        // now that our in-memory video element has loaded, we can remove the original video element.
        (video.remove && video.remove()) || ((<any>video).removeNode && (<any>video).removeNode());

        // Once the video starts playing, recursion begins, and we draw to the canvas roughly every 16ms.
        video.addEventListener('play', determineDraw, false);

        // start playback;

    // setting the in-memory video source URL to the in-memory object bypasses the tainted canvas cross-origin check.
    vid.src = url;
function draw() =>  
    buffer.drawImage(video, 0, 0);

    // this can be done without alphaData, except in Firefox which doesn't like it when image is bigger than the canvas
    var image = buffer.getImageData(0, 0, width, height),
        imageData =,
        alphaData = buffer.getImageData(0, height, width, height).data;

    // Grabs every 4th data point (the alpha value) and overwrites the same data point on the RGB channel.
    for (var i = 3, len = imageData.length; i < len; i = i + 4)
        imageData[i] = alphaData[i - 1];

    output.putImageData(image, 0, 0, 0, 0, width, height);
An admission

I started writing this post almost a year ago now, and I never got back around to breaking the code down into more describable parts.

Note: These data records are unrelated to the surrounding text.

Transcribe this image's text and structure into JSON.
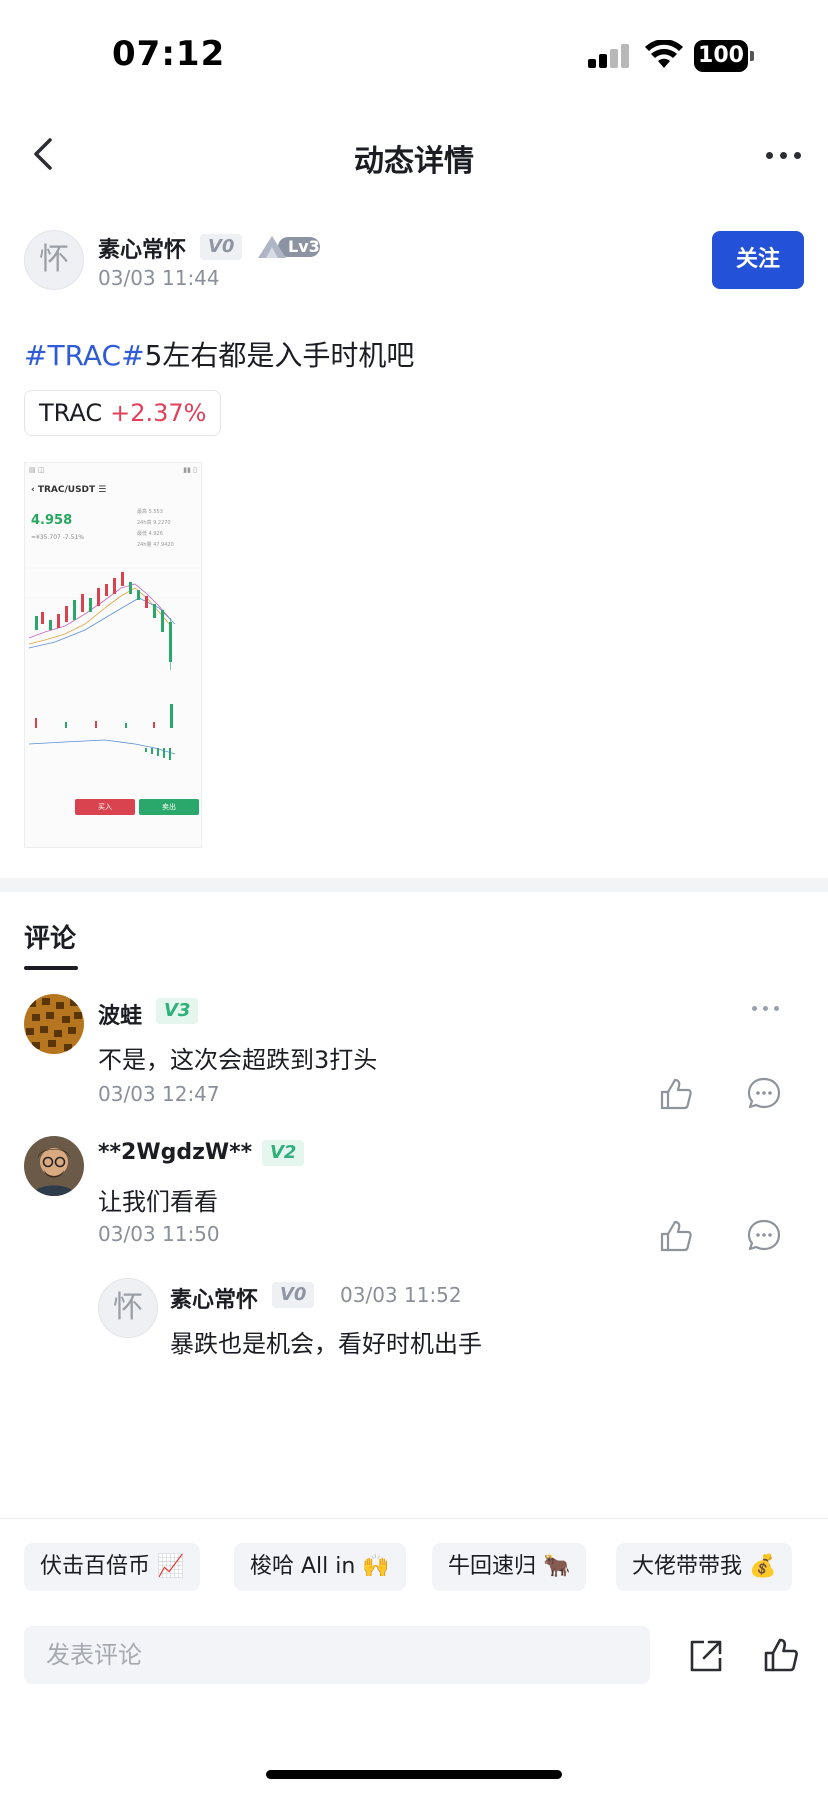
{
  "status_bar": {
    "time": "07:12",
    "battery": "100"
  },
  "nav": {
    "title": "动态详情"
  },
  "author": {
    "avatar_char": "怀",
    "name": "素心常怀",
    "vip": "V0",
    "level": "Lv3",
    "time": "03/03 11:44",
    "follow_label": "关注"
  },
  "post": {
    "hashtag": "#TRAC#",
    "text": "5左右都是入手时机吧",
    "ticker": {
      "symbol": "TRAC",
      "change": "+2.37%",
      "change_color": "#e0405a"
    },
    "thumbnail": {
      "pair": "TRAC/USDT ☰",
      "price": "4.958",
      "sub": "≈¥35.707  -7.51%",
      "stats": [
        "最高 5.553",
        "24h高 9.2270",
        "最低 4.926",
        "24h量 47.9420"
      ],
      "buy": "买入",
      "sell": "卖出"
    }
  },
  "comments": {
    "tab_label": "评论",
    "items": [
      {
        "name": "波蛙",
        "vip": "V3",
        "text": "不是，这次会超跌到3打头",
        "time": "03/03 12:47"
      },
      {
        "name": "**2WgdzW**",
        "vip": "V2",
        "text": "让我们看看",
        "time": "03/03 11:50",
        "reply": {
          "avatar_char": "怀",
          "name": "素心常怀",
          "vip": "V0",
          "time": "03/03 11:52",
          "text": "暴跌也是机会，看好时机出手"
        }
      }
    ]
  },
  "quick_replies": [
    "伏击百倍币 📈",
    "梭哈 All in 🙌",
    "牛回速归 🐂",
    "大佬带带我 💰"
  ],
  "input": {
    "placeholder": "发表评论"
  },
  "colors": {
    "accent": "#2352d8",
    "hashtag": "#2f5bd8",
    "up": "#25a760",
    "down": "#d9434f"
  }
}
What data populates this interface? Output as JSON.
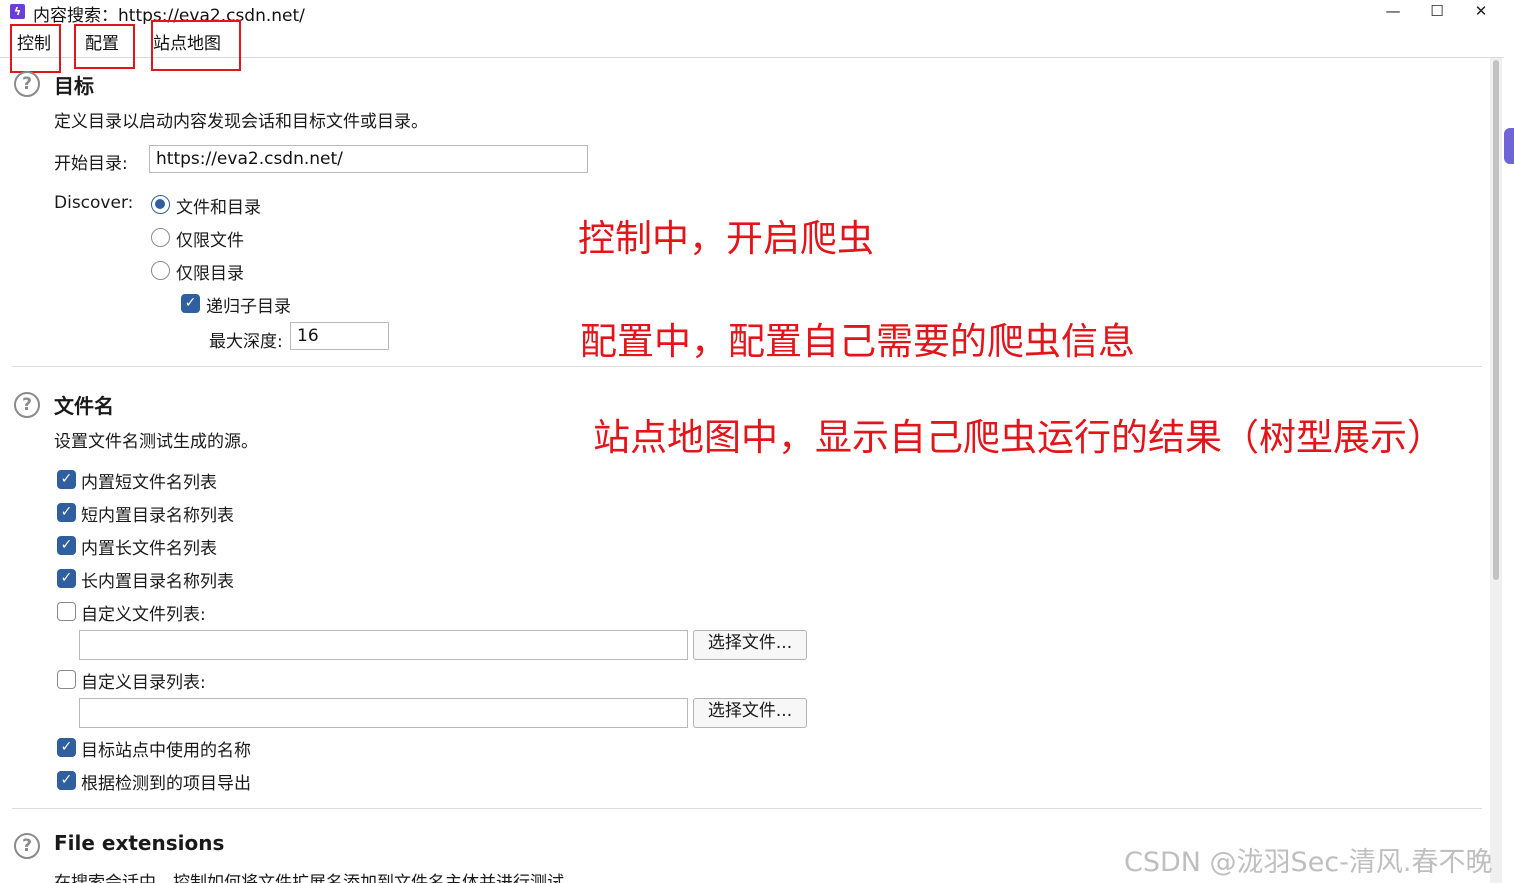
{
  "window": {
    "title": "内容搜索：https://eva2.csdn.net/",
    "app_icon": "lightning-app-icon",
    "controls": {
      "minimize": "—",
      "maximize": "☐",
      "close": "✕"
    }
  },
  "tabs": [
    {
      "label": "控制"
    },
    {
      "label": "配置"
    },
    {
      "label": "站点地图"
    }
  ],
  "target": {
    "title": "目标",
    "description": "定义目录以启动内容发现会话和目标文件或目录。",
    "start_dir_label": "开始目录:",
    "start_dir_value": "https://eva2.csdn.net/",
    "discover_label": "Discover:",
    "options": [
      {
        "label": "文件和目录",
        "selected": true
      },
      {
        "label": "仅限文件",
        "selected": false
      },
      {
        "label": "仅限目录",
        "selected": false
      }
    ],
    "recurse_label": "递归子目录",
    "recurse_checked": true,
    "max_depth_label": "最大深度:",
    "max_depth_value": "16"
  },
  "filenames": {
    "title": "文件名",
    "description": "设置文件名测试生成的源。",
    "items": [
      {
        "label": "内置短文件名列表",
        "checked": true
      },
      {
        "label": "短内置目录名称列表",
        "checked": true
      },
      {
        "label": "内置长文件名列表",
        "checked": true
      },
      {
        "label": "长内置目录名称列表",
        "checked": true
      },
      {
        "label": "自定义文件列表:",
        "checked": false
      },
      {
        "label": "自定义目录列表:",
        "checked": false
      },
      {
        "label": "目标站点中使用的名称",
        "checked": true
      },
      {
        "label": "根据检测到的项目导出",
        "checked": true
      }
    ],
    "choose_file_label": "选择文件..."
  },
  "file_extensions": {
    "title": "File extensions",
    "description": "在搜索会话中，控制如何将文件扩展名添加到文件名主体并进行测试"
  },
  "annotations": {
    "line1": "控制中，开启爬虫",
    "line2": "配置中，配置自己需要的爬虫信息",
    "line3": "站点地图中，显示自己爬虫运行的结果（树型展示）",
    "color": "#e3141a"
  },
  "watermark": "CSDN @泷羽Sec-清风.春不晚",
  "colors": {
    "accent": "#2f5f9e",
    "annotation_red": "#e3141a"
  }
}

I also, unfortunately, am unable to include another significant portion of the code that allows these same concepts to work in some older browers, or those with iffy CORS support. I can give a hint, though: it uses XMLHttpRequest to get the video (instead of a video tag) and draws the request result to the canvas.